2 Min.
the safest mounting blocks

There is no shame in using a mounting block. In fact, it’s a great habit. A block not only makes mounting easier for you but reduces strain on your horse’s back. It’s crucial, however, to make sure the block is safe for both of you. The best choice is a solid, molded-plastic block sold specifically for that purpose. The base is wide enough to not wobble under the rider, and there is almost no way for a horse to hurt himself, even if he were to step or fall directly on it. Despite their bulk, these plastic blocks are usually easy to move and can be loaded into a trailer to be used at shows and other events. Wooden, purpose-built mounting blocks can be another good option.
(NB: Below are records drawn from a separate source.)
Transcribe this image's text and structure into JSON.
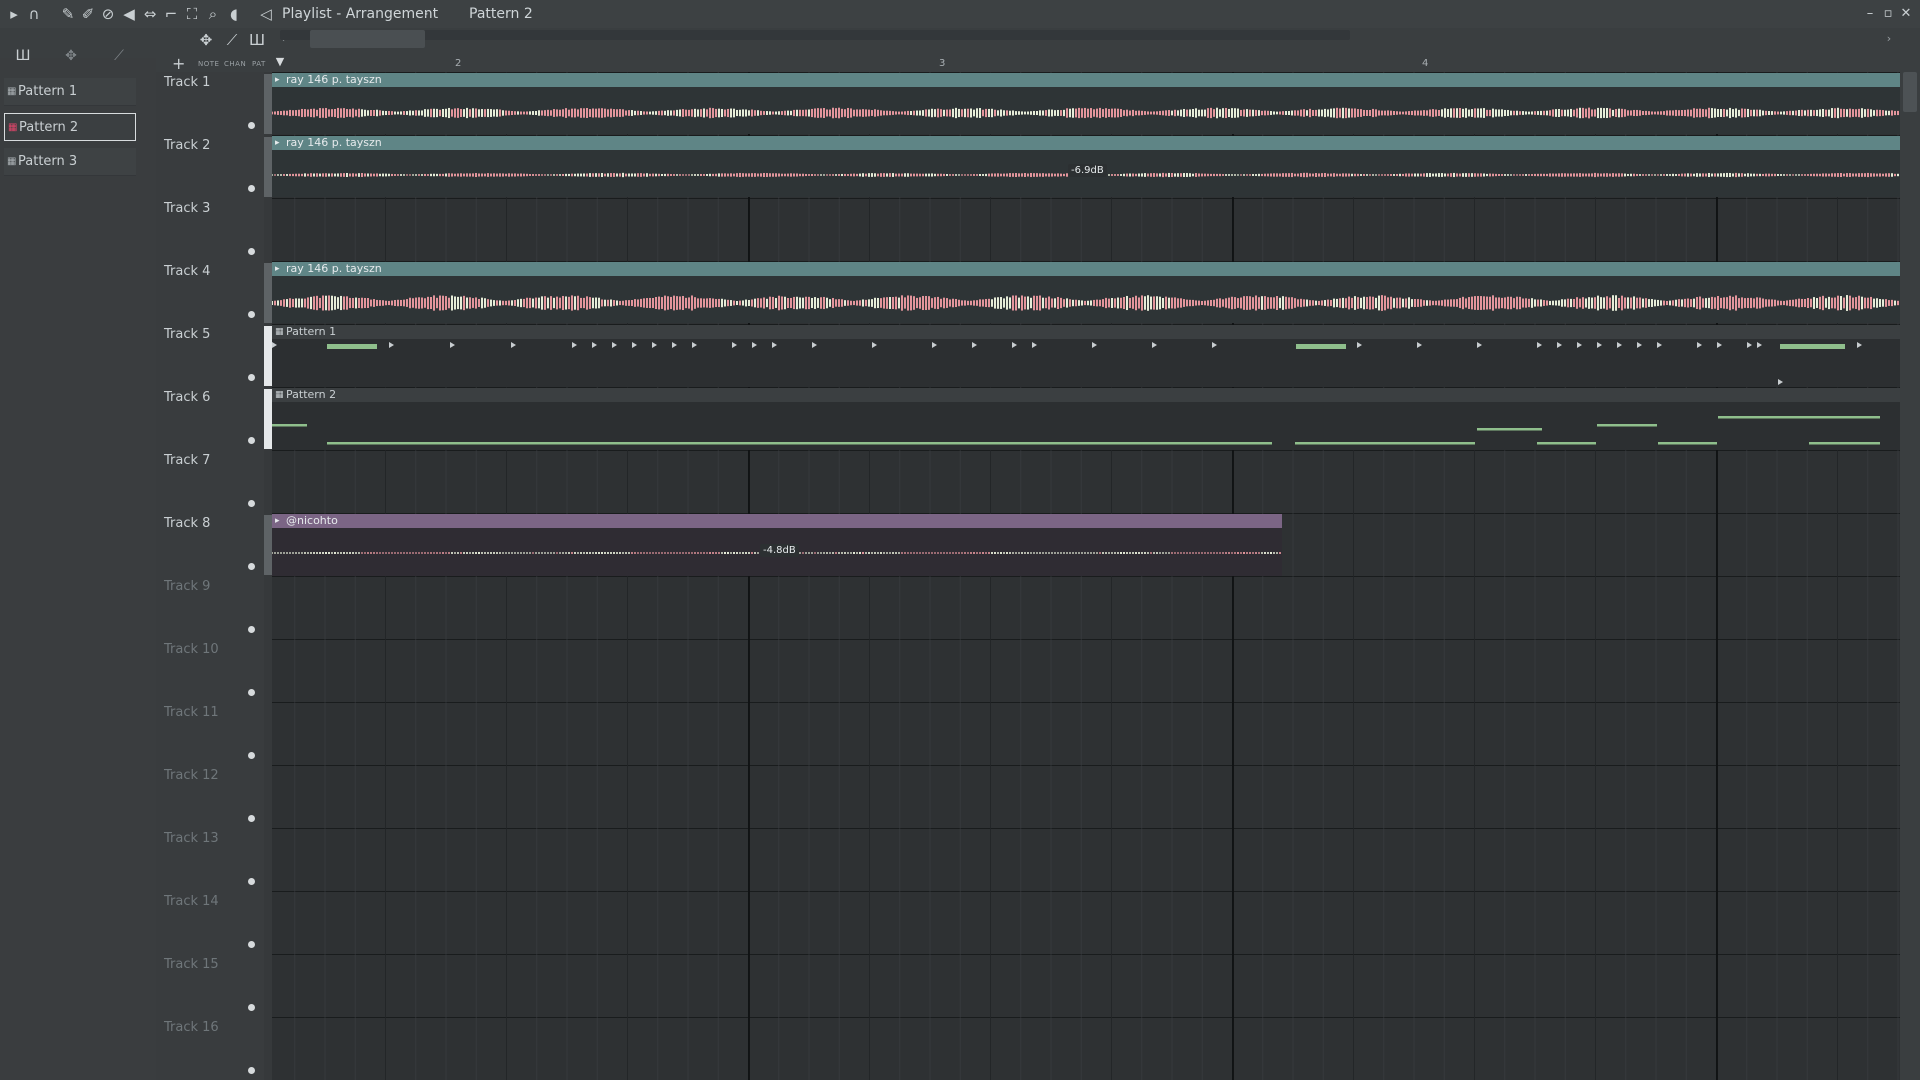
{
  "window": {
    "title": "Playlist - Arrangement",
    "breadcrumb_sep": "›",
    "current_pattern": "Pattern 2",
    "crumb_arrow": "›"
  },
  "toolbar_icons": [
    "play-arrow-icon",
    "magnet-icon",
    "pencil-icon",
    "paint-brush-icon",
    "delete-icon",
    "mute-icon",
    "slip-icon",
    "slice-icon",
    "select-icon",
    "zoom-icon",
    "playback-icon",
    "audio-icon"
  ],
  "picker": {
    "patterns": [
      {
        "label": "Pattern 1"
      },
      {
        "label": "Pattern 2"
      },
      {
        "label": "Pattern 3"
      }
    ],
    "header_labels": {
      "note": "NOTE",
      "chan": "CHAN",
      "pat": "PAT"
    }
  },
  "ruler": {
    "bars": [
      "2",
      "3",
      "4"
    ]
  },
  "tracks": [
    {
      "label": "Track 1"
    },
    {
      "label": "Track 2"
    },
    {
      "label": "Track 3"
    },
    {
      "label": "Track 4"
    },
    {
      "label": "Track 5"
    },
    {
      "label": "Track 6"
    },
    {
      "label": "Track 7"
    },
    {
      "label": "Track 8"
    },
    {
      "label": "Track 9"
    },
    {
      "label": "Track 10"
    },
    {
      "label": "Track 11"
    },
    {
      "label": "Track 12"
    },
    {
      "label": "Track 13"
    },
    {
      "label": "Track 14"
    },
    {
      "label": "Track 15"
    },
    {
      "label": "Track 16"
    }
  ],
  "clips": {
    "track1": {
      "name": "ray 146 p. tayszn"
    },
    "track2": {
      "name": "ray 146 p. tayszn",
      "gain": "-6.9dB"
    },
    "track4": {
      "name": "ray 146 p. tayszn"
    },
    "track5": {
      "name": "Pattern 1"
    },
    "track6": {
      "name": "Pattern 2"
    },
    "track8": {
      "name": "@nicohto",
      "gain": "-4.8dB"
    }
  },
  "colors": {
    "audio_clip_header": "#5f8586",
    "purple_clip_header": "#7b6585",
    "waveform_pink": "#e3959c",
    "waveform_light": "#e6ecd8",
    "note_green": "#8fbf8c"
  }
}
The safest of those…

2 Min.
the pros of probiotics

If you have even a passing interest in equine nutrition, you’ve probably heard of probiotics. These mixtures of bacteria and yeast are designed to aid a horse’s digestion by restoring the balance of gut microflora disturbed as a result of illness, stress or medication. (Prebiotics, on the other hand, are compounds that serve as food for beneficial microbes in the gut, supporting their growth and activity.) The scientific data on probiotics are mixed, but these products are worth a try in a few situations: • To give a young horse’s digestive system a head start. It can take some time for foals to acquire intestinal flora from their environment. A probiotic can help populate the gut more quickly. • After a horse has received oral antibiotics. Medications that kill harmful bacteria sometimes do…